Start of Block

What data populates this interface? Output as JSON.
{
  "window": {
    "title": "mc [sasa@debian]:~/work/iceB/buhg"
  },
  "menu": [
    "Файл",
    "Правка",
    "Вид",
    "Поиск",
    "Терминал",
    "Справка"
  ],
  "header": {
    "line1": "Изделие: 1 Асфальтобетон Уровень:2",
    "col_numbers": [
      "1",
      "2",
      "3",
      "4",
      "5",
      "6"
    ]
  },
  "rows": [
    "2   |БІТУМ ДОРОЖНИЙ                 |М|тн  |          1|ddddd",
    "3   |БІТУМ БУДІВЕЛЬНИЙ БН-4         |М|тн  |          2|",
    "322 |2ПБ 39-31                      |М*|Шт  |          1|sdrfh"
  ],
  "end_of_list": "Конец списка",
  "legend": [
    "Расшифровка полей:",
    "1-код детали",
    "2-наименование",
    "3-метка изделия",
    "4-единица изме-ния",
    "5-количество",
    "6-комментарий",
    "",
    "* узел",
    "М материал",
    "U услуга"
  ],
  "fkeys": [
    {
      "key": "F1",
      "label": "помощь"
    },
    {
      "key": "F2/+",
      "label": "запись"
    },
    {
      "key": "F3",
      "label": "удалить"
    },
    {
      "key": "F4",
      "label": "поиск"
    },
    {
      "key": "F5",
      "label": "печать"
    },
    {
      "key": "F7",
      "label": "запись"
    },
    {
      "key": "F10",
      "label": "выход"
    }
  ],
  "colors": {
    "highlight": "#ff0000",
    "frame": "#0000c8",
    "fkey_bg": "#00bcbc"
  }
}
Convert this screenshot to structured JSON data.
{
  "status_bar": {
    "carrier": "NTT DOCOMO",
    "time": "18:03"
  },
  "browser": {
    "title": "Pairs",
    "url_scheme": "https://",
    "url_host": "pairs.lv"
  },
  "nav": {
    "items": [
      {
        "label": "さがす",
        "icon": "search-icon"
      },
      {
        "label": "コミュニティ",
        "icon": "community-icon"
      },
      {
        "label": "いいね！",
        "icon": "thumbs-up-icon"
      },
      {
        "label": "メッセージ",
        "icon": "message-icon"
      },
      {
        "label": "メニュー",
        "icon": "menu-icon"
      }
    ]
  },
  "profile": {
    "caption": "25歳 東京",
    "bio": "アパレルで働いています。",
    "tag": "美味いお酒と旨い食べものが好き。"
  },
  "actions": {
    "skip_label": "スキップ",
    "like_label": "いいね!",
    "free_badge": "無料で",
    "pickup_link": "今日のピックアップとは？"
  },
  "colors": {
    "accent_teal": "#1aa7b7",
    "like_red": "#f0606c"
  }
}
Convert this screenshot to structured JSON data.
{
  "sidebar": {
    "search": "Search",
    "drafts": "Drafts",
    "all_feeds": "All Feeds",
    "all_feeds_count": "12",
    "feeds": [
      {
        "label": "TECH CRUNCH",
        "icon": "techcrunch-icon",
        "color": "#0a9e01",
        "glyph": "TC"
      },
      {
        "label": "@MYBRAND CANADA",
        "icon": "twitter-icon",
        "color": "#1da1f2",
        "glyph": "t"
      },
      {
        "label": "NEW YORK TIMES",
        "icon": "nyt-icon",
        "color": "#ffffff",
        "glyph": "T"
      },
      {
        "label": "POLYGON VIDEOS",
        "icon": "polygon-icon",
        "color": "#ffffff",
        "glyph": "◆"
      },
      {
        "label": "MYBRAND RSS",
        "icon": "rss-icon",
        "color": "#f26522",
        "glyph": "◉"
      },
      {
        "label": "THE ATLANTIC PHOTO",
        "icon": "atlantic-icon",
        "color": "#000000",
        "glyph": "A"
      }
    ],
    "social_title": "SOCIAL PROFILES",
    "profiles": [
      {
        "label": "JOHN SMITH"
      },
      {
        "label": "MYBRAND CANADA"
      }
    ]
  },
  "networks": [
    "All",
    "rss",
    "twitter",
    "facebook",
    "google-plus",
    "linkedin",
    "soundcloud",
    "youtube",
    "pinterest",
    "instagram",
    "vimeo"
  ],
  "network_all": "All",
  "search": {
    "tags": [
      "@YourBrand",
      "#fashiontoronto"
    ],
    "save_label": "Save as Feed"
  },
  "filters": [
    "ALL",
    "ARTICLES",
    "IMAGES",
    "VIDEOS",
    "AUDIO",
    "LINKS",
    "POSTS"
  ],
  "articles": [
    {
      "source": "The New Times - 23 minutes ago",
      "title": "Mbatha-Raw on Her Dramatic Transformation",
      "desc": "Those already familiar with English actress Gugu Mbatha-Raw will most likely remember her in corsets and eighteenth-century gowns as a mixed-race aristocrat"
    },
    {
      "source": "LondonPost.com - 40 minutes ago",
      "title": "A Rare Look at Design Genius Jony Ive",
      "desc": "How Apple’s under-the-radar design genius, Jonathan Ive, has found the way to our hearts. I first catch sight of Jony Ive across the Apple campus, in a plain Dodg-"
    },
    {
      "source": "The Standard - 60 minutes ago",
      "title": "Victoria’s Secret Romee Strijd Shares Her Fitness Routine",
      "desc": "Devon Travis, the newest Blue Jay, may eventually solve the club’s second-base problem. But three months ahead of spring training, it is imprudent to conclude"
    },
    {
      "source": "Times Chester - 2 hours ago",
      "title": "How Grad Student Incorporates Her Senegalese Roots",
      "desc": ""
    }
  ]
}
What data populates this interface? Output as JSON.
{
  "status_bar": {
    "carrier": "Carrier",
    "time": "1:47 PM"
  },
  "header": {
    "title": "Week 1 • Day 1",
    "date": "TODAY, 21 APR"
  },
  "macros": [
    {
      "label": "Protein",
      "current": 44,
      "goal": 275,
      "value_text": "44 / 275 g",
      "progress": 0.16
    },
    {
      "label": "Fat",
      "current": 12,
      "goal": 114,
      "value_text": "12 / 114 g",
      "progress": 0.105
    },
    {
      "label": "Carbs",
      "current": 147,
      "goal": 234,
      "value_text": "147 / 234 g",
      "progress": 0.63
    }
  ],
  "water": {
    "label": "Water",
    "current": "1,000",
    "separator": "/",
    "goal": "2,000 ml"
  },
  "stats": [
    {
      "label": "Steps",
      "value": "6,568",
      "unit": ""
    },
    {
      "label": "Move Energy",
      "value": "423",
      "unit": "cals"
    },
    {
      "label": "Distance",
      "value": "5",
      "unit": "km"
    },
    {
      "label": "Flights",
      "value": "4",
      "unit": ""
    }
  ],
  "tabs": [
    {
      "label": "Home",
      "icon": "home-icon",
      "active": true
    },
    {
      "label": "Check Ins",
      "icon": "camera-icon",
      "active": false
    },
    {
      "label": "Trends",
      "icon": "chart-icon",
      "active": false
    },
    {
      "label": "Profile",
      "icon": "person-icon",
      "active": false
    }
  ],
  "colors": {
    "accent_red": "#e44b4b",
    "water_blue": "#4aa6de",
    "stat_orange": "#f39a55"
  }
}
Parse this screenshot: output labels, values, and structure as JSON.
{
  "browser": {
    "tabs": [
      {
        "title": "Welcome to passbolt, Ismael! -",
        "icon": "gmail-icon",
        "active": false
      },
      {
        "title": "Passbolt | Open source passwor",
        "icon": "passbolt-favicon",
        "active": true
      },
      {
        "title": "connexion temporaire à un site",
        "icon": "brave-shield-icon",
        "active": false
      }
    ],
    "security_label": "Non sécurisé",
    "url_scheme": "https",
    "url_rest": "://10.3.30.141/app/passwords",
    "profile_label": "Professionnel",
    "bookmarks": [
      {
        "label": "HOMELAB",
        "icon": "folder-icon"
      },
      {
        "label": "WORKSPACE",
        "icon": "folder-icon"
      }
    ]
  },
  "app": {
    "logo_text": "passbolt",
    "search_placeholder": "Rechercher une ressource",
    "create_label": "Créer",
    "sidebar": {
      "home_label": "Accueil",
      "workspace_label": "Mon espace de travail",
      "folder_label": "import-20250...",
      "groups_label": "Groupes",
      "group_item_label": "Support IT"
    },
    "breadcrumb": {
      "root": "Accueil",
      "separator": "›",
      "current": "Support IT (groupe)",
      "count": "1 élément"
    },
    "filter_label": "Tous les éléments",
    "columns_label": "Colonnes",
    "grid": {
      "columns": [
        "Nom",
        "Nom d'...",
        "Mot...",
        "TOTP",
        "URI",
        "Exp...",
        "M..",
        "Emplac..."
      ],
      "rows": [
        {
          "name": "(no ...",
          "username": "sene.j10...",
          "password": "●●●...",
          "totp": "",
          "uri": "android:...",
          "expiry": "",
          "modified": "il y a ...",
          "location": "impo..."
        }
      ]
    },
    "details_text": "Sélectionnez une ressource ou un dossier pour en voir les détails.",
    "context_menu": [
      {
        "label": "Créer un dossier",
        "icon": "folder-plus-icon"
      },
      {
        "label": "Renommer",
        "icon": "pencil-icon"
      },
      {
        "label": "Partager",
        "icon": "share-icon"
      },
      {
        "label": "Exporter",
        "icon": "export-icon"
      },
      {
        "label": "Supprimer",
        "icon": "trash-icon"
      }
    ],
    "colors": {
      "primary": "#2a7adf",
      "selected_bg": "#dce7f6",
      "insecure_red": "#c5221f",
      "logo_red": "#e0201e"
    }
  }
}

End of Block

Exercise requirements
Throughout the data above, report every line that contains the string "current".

Solution for this problem
      "current": 44,
      "current": 12,
      "current": 147,
    "current": "1,000",
      "current": "Support IT (groupe)",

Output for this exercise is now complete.